SUPPLIED MATERIAL:
----

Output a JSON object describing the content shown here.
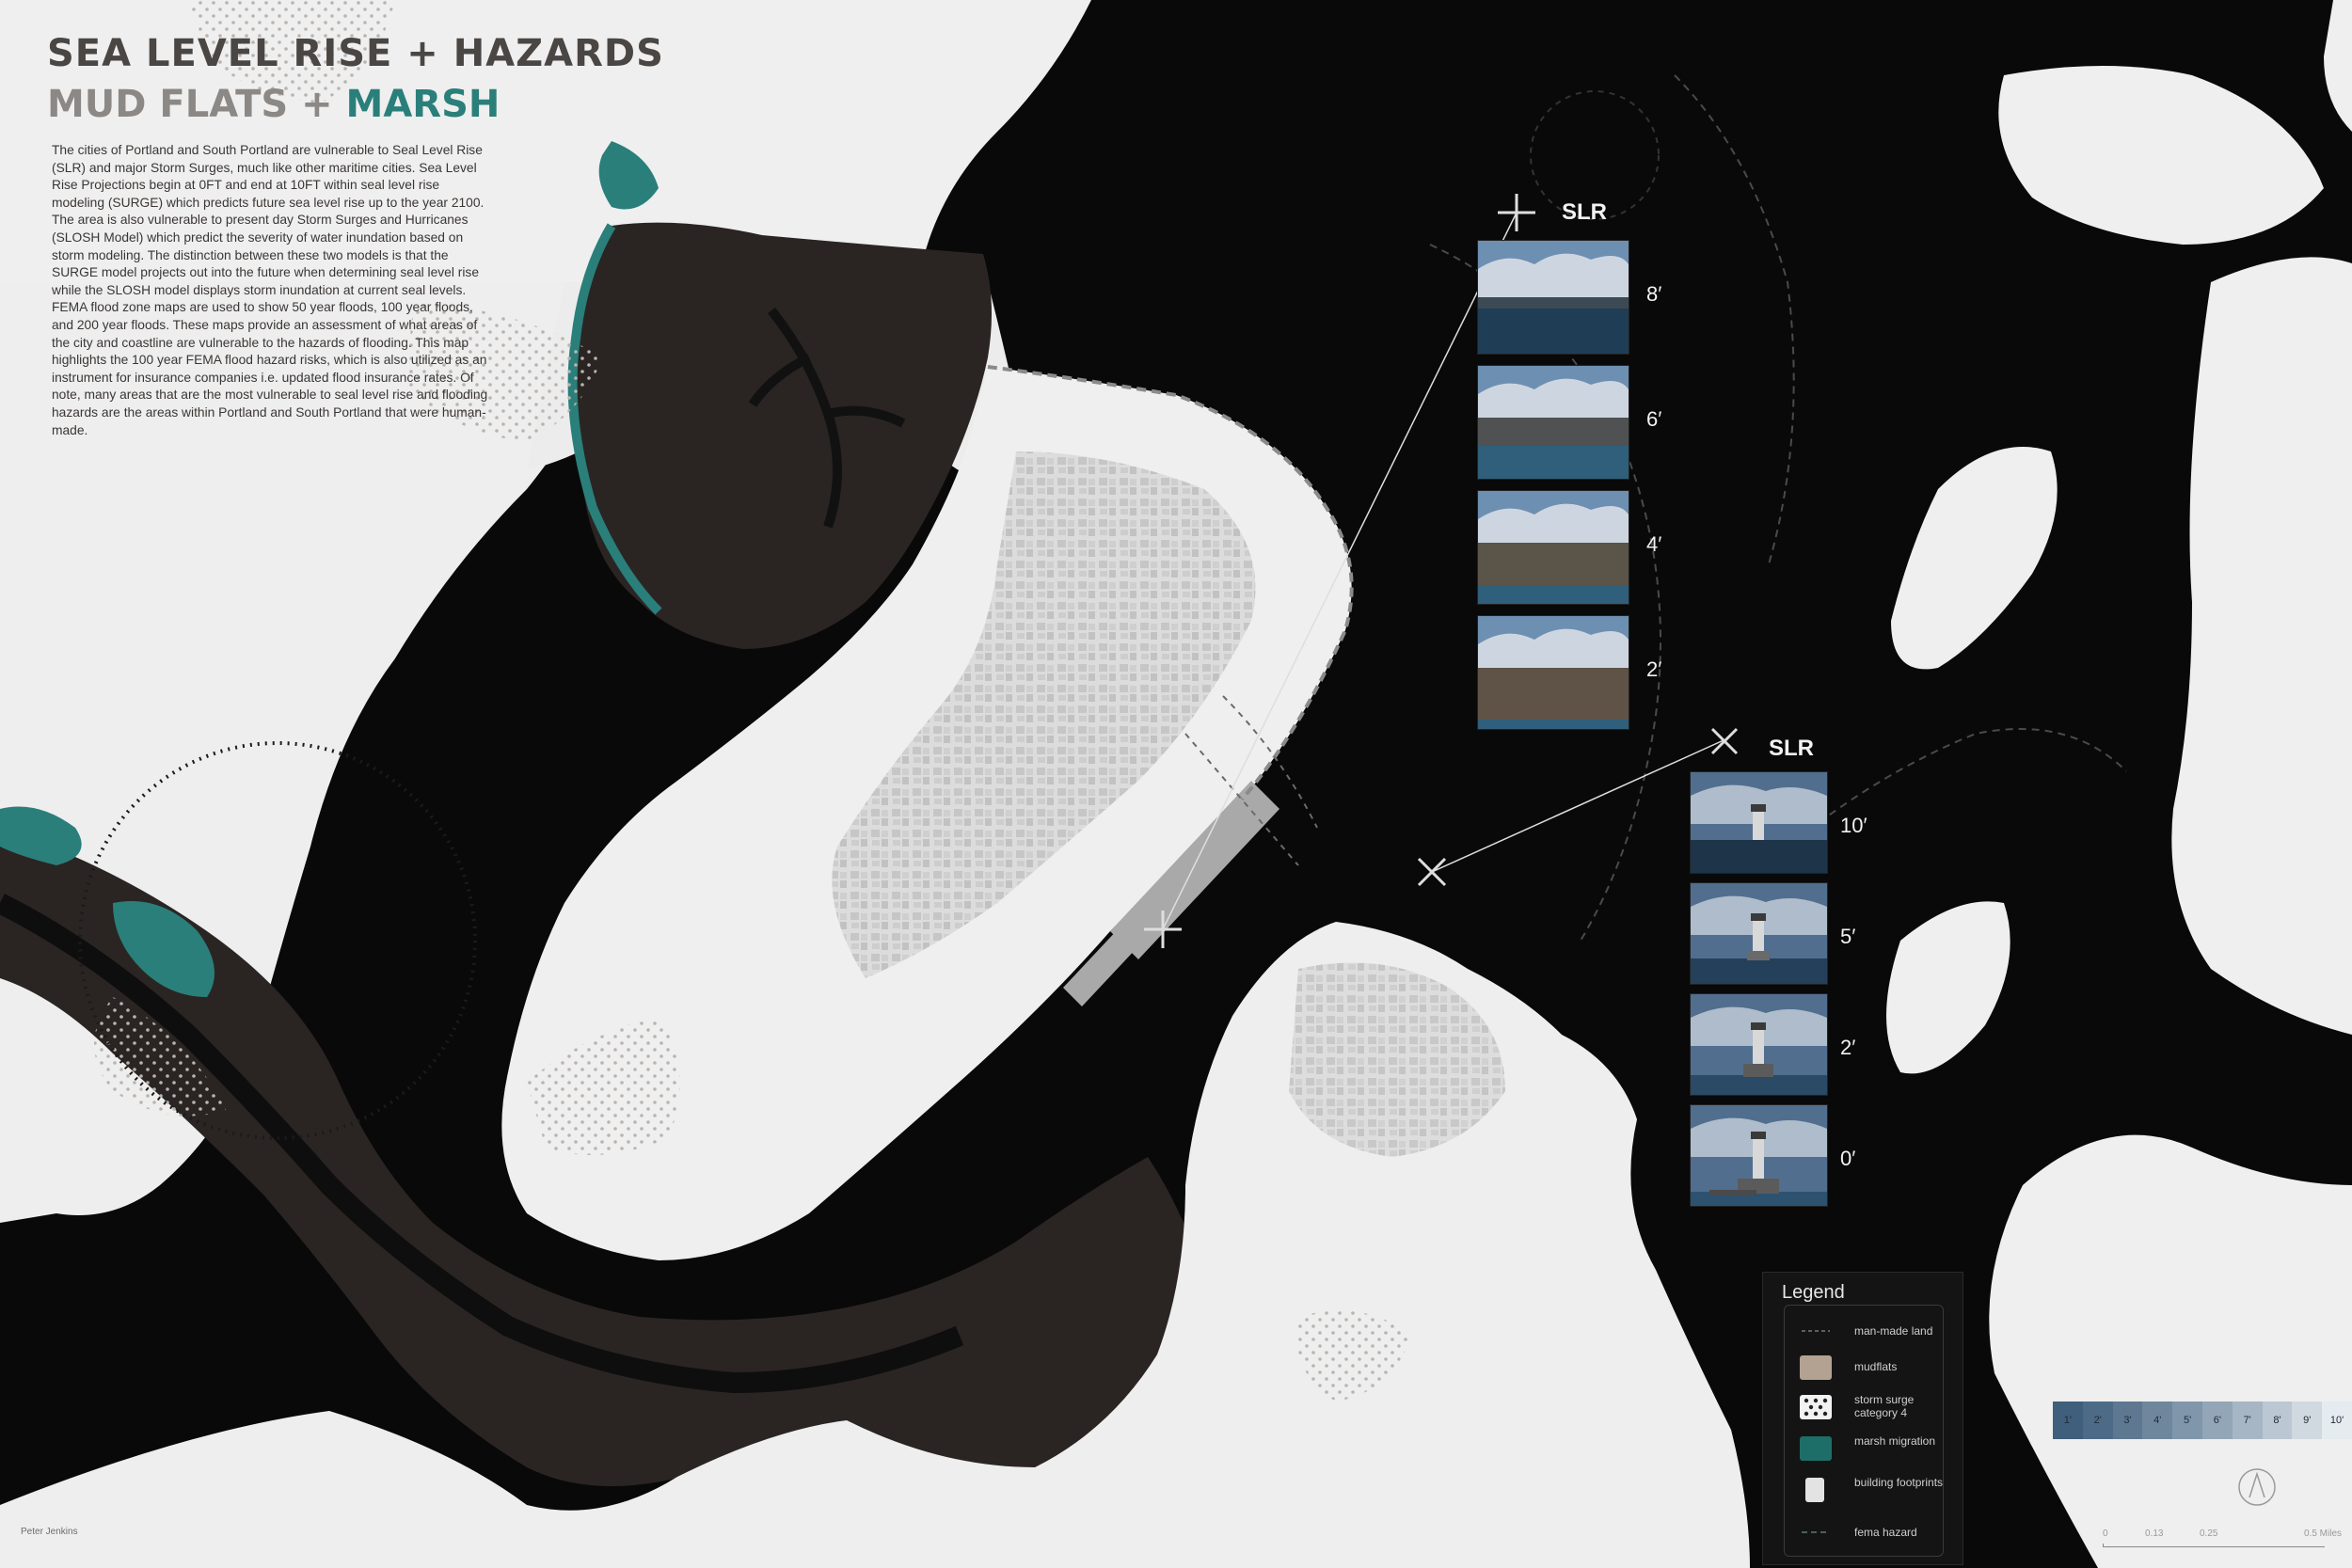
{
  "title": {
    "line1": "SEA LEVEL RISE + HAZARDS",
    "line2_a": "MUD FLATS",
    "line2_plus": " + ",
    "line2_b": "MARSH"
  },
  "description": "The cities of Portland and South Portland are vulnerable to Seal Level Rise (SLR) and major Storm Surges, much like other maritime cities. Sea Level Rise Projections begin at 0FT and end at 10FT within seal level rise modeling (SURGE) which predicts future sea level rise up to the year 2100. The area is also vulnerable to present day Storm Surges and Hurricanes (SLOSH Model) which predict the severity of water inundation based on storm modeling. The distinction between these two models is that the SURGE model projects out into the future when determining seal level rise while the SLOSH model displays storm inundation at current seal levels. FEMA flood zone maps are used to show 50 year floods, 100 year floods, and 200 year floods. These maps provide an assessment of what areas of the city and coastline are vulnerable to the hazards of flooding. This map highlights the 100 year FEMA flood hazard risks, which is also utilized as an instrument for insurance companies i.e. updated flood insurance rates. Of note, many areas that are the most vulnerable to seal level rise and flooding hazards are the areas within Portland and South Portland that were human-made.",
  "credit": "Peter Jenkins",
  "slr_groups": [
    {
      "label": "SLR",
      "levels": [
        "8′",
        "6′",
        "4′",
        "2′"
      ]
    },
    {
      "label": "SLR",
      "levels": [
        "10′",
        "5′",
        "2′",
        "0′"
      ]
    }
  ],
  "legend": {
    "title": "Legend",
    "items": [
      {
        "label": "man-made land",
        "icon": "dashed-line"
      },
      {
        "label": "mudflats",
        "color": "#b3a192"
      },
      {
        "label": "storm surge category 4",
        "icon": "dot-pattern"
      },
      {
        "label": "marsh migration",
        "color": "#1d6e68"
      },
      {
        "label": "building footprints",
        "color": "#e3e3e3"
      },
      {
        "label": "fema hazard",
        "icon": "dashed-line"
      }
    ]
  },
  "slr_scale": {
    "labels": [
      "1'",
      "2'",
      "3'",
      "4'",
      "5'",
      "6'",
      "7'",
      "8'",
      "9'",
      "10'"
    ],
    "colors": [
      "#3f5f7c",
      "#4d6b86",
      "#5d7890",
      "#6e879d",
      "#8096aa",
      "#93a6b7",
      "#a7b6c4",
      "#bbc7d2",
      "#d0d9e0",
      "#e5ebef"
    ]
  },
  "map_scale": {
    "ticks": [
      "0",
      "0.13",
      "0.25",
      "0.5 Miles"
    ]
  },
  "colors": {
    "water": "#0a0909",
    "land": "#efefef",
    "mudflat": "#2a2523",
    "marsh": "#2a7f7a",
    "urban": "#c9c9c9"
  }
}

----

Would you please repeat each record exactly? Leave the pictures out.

Output a JSON object describing the content shown here.
{
  "title": {
    "line1": "SEA LEVEL RISE + HAZARDS",
    "line2_a": "MUD FLATS",
    "line2_plus": " + ",
    "line2_b": "MARSH"
  },
  "description": "The cities of Portland and South Portland are vulnerable to Seal Level Rise (SLR) and major Storm Surges, much like other maritime cities. Sea Level Rise Projections begin at 0FT and end at 10FT within seal level rise modeling (SURGE) which predicts future sea level rise up to the year 2100. The area is also vulnerable to present day Storm Surges and Hurricanes (SLOSH Model) which predict the severity of water inundation based on storm modeling. The distinction between these two models is that the SURGE model projects out into the future when determining seal level rise while the SLOSH model displays storm inundation at current seal levels. FEMA flood zone maps are used to show 50 year floods, 100 year floods, and 200 year floods. These maps provide an assessment of what areas of the city and coastline are vulnerable to the hazards of flooding. This map highlights the 100 year FEMA flood hazard risks, which is also utilized as an instrument for insurance companies i.e. updated flood insurance rates. Of note, many areas that are the most vulnerable to seal level rise and flooding hazards are the areas within Portland and South Portland that were human-made.",
  "credit": "Peter Jenkins",
  "slr_groups": [
    {
      "label": "SLR",
      "levels": [
        "8′",
        "6′",
        "4′",
        "2′"
      ]
    },
    {
      "label": "SLR",
      "levels": [
        "10′",
        "5′",
        "2′",
        "0′"
      ]
    }
  ],
  "legend": {
    "title": "Legend",
    "items": [
      {
        "label": "man-made land",
        "icon": "dashed-line"
      },
      {
        "label": "mudflats",
        "color": "#b3a192"
      },
      {
        "label": "storm surge category 4",
        "icon": "dot-pattern"
      },
      {
        "label": "marsh migration",
        "color": "#1d6e68"
      },
      {
        "label": "building footprints",
        "color": "#e3e3e3"
      },
      {
        "label": "fema hazard",
        "icon": "dashed-line"
      }
    ]
  },
  "slr_scale": {
    "labels": [
      "1'",
      "2'",
      "3'",
      "4'",
      "5'",
      "6'",
      "7'",
      "8'",
      "9'",
      "10'"
    ],
    "colors": [
      "#3f5f7c",
      "#4d6b86",
      "#5d7890",
      "#6e879d",
      "#8096aa",
      "#93a6b7",
      "#a7b6c4",
      "#bbc7d2",
      "#d0d9e0",
      "#e5ebef"
    ]
  },
  "map_scale": {
    "ticks": [
      "0",
      "0.13",
      "0.25",
      "0.5 Miles"
    ]
  },
  "colors": {
    "water": "#0a0909",
    "land": "#efefef",
    "mudflat": "#2a2523",
    "marsh": "#2a7f7a",
    "urban": "#c9c9c9"
  }
}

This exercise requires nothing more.